If it is just a plain old modem (dsl or cable) then there really isn't anything to configure. Any "modem" with any sort of configuration in it will basically be a modem with some sort of router fuctionality. Some modems that are out now (such as the speedstream 5100/5200 for adsl) have some configuration options built into them that you can access via a web browser (when the modem is connected directly to a comp). Some higher end modems out there that have console ports for configuration.
Yes, BB modems are configurable, just like 'ordinary' modems.
My experience with Broadband Modems is this: I signed up for a 'broadband connection' with my ISP and after a couple of weeks during which they had to do something at the telephone exchange I got a package through the post containing my 'broadband modem'. This was a Sagem F@ST 800. The Sagem is a little box that connects to, and is powered by USB, so it does not need an external power supply.
My first broadband experience consisted of my Windows 2000 installation containing my email and personal documents becoming more and more infiltrated and infected with BUGS - trojans, and all sorts of malware. I tried every cleaning option I could but it just got worse and worse! :? Symantec anti-virus was telling me that my computer was sending out crap emails every time I was on-line. Eventually I had to format the partition (after salvaging my data) and reload all my programs. I now use an anti-virus program (Free-AV.com), ZoneAlarm and Microsoft anti-spyware beta and have not had a problem since. You need a fully-patched system with up-to-date virus definitions etc. to venture on-line nowadays. I had not taken protection too seriously but I do now.
I then began to find that the broadband ADSL modem was becoming a little bit unreliable. The connection went up and down; sometimes the system was reporting a valid connection but surfing was not happening and the situation was getting annoying. I have more than one computer including a laptop and also a printer, all of which are connected by ethernet using a Belkin ethernet switching hub. :idea: I decided I needed a broadband router instead of a modem. My investigations on the Internet did not reveal much information about these things. I ordered a recommended Router from my ISP, for about £45(GBP). On their web site the Sagem was awared 5 stars for ease of use, features, etc. The router was awarded only 4 stars, but that did not put me off. The model I got was a Thomson Speedtouch 536, which has a single Ethernet connection, or you can use USB instead. I went for the Ethernet, because I wanted to be able to connect from any computer. Other models in the Thomson range have 4 ethernet connections, or wireless which I didn't want because I didn't feel the need for personal irradiation.

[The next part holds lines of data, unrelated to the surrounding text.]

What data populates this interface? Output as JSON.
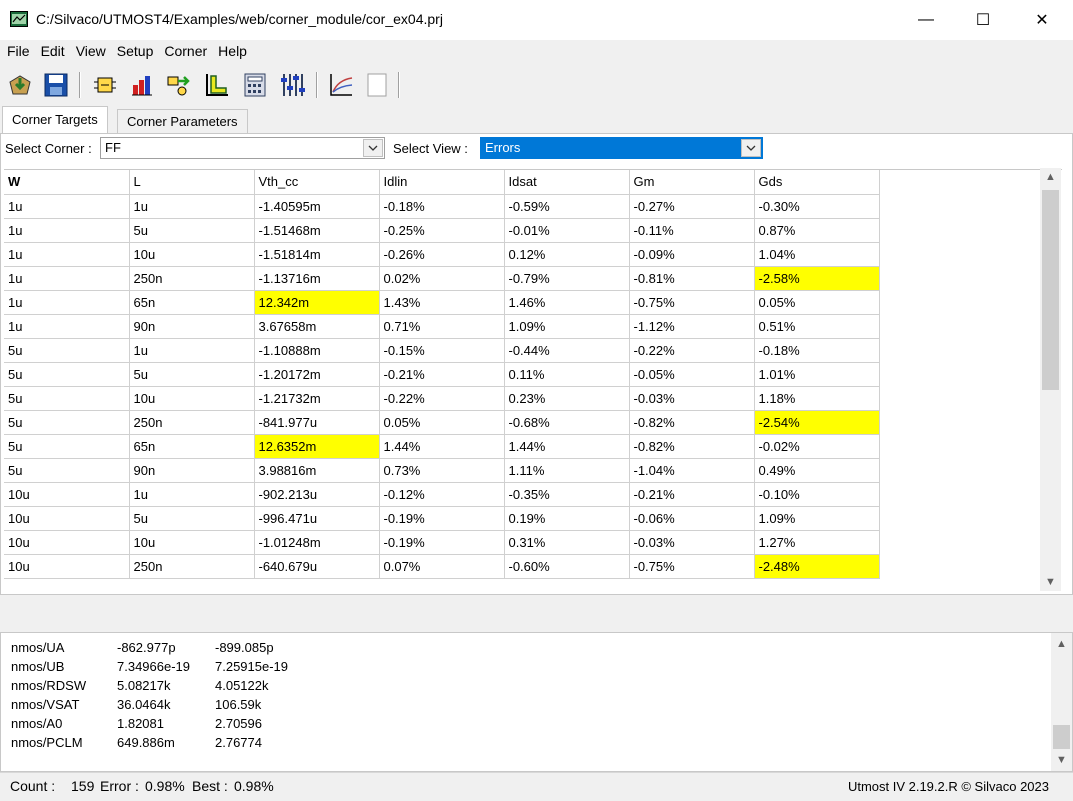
{
  "window": {
    "title": "C:/Silvaco/UTMOST4/Examples/web/corner_module/cor_ex04.prj",
    "minimize": "—",
    "maximize": "☐",
    "close": "✕"
  },
  "menu": [
    "File",
    "Edit",
    "View",
    "Setup",
    "Corner",
    "Help"
  ],
  "toolbar": {
    "icons": [
      "open-project-icon",
      "save-icon",
      "module-icon",
      "bar-chart-icon",
      "arrow-transfer-icon",
      "l-shape-plot-icon",
      "calculator-icon",
      "sliders-icon",
      "curve-plot-icon",
      "blank-page-icon"
    ]
  },
  "tabs": {
    "active": "Corner Targets",
    "inactive": "Corner Parameters"
  },
  "select_corner": {
    "label": "Select Corner :",
    "value": "FF"
  },
  "select_view": {
    "label": "Select View :",
    "value": "Errors"
  },
  "grid": {
    "columns": [
      "W",
      "L",
      "Vth_cc",
      "Idlin",
      "Idsat",
      "Gm",
      "Gds"
    ],
    "rows": [
      [
        "1u",
        "1u",
        "-1.40595m",
        "-0.18%",
        "-0.59%",
        "-0.27%",
        "-0.30%"
      ],
      [
        "1u",
        "5u",
        "-1.51468m",
        "-0.25%",
        "-0.01%",
        "-0.11%",
        "0.87%"
      ],
      [
        "1u",
        "10u",
        "-1.51814m",
        "-0.26%",
        "0.12%",
        "-0.09%",
        "1.04%"
      ],
      [
        "1u",
        "250n",
        "-1.13716m",
        "0.02%",
        "-0.79%",
        "-0.81%",
        "-2.58%"
      ],
      [
        "1u",
        "65n",
        "12.342m",
        "1.43%",
        "1.46%",
        "-0.75%",
        "0.05%"
      ],
      [
        "1u",
        "90n",
        "3.67658m",
        "0.71%",
        "1.09%",
        "-1.12%",
        "0.51%"
      ],
      [
        "5u",
        "1u",
        "-1.10888m",
        "-0.15%",
        "-0.44%",
        "-0.22%",
        "-0.18%"
      ],
      [
        "5u",
        "5u",
        "-1.20172m",
        "-0.21%",
        "0.11%",
        "-0.05%",
        "1.01%"
      ],
      [
        "5u",
        "10u",
        "-1.21732m",
        "-0.22%",
        "0.23%",
        "-0.03%",
        "1.18%"
      ],
      [
        "5u",
        "250n",
        "-841.977u",
        "0.05%",
        "-0.68%",
        "-0.82%",
        "-2.54%"
      ],
      [
        "5u",
        "65n",
        "12.6352m",
        "1.44%",
        "1.44%",
        "-0.82%",
        "-0.02%"
      ],
      [
        "5u",
        "90n",
        "3.98816m",
        "0.73%",
        "1.11%",
        "-1.04%",
        "0.49%"
      ],
      [
        "10u",
        "1u",
        "-902.213u",
        "-0.12%",
        "-0.35%",
        "-0.21%",
        "-0.10%"
      ],
      [
        "10u",
        "5u",
        "-996.471u",
        "-0.19%",
        "0.19%",
        "-0.06%",
        "1.09%"
      ],
      [
        "10u",
        "10u",
        "-1.01248m",
        "-0.19%",
        "0.31%",
        "-0.03%",
        "1.27%"
      ],
      [
        "10u",
        "250n",
        "-640.679u",
        "0.07%",
        "-0.60%",
        "-0.75%",
        "-2.48%"
      ]
    ],
    "highlight_color": "#ffff00",
    "highlighted_cells": [
      [
        3,
        6
      ],
      [
        4,
        2
      ],
      [
        9,
        6
      ],
      [
        10,
        2
      ],
      [
        15,
        6
      ]
    ]
  },
  "log": {
    "rows": [
      [
        "nmos/UA",
        "-862.977p",
        "-899.085p"
      ],
      [
        "nmos/UB",
        "7.34966e-19",
        "7.25915e-19"
      ],
      [
        "nmos/RDSW",
        "5.08217k",
        "4.05122k"
      ],
      [
        "nmos/VSAT",
        "36.0464k",
        "106.59k"
      ],
      [
        "nmos/A0",
        "1.82081",
        "2.70596"
      ],
      [
        "nmos/PCLM",
        "649.886m",
        "2.76774"
      ]
    ]
  },
  "status": {
    "count_label": "Count :",
    "count": "159",
    "error_label": "Error :",
    "error": "0.98%",
    "best_label": "Best :",
    "best": "0.98%",
    "version": "Utmost IV 2.19.2.R © Silvaco 2023"
  }
}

On the CD that came with the BB router, the 'easy set up' was for the USB connection, with Ethernet was in the 'advanced' section. The USB featured Ethernet emulation, but I wanted the real Ethernet functionality. THe Speedtouch is configured using a web interface. I set an administration password, and keyed in my ISP personal account details and password, although before all this I had to press the reset button on the back of the router to reset it to the manufacturers original settings.
The result of all this aggravation was a vastly improved browsing experiance with a BB router compared to a BB modem. When you switch the Speedtouch on, the Power LED comes on first, followed by the Ethernet LED. Then the DSL LED flashes while it sets up an ADSL connection to the local telephone exchange. After a further few seconds, the Internet LED comes on and you're away. The router functions as a DHCP server, which means that it can set up IP addresses for your computer(s). If the connection goes down, the Internet and DSL LED's go off, but the router reconnects itself automatically. When the connaction is down, or is going up and down like a yoyo, I can see what's going on from the state of the little green lights much more easily than with the Broadband modem.
I'd recommend using a router rather than a modem any day even if you only have one computer. The Ethernet port on the Speedtouch router is autosensing which means that if you really need a crossover cable but just have a standard one the router wil cross the connections over itself automatially. This situation might arise if you have just one computer and no Ethernet hub.
It might seem a lot of aggravation to set up the router, but using the router compared with the modem is so much less hassle. I can connect to the Internet from any computer using any OS. Connecting to the Internet with the router is much like being on a proper metwork, rather than having to wait for the modem to connect up every time. THe router takes care of itself.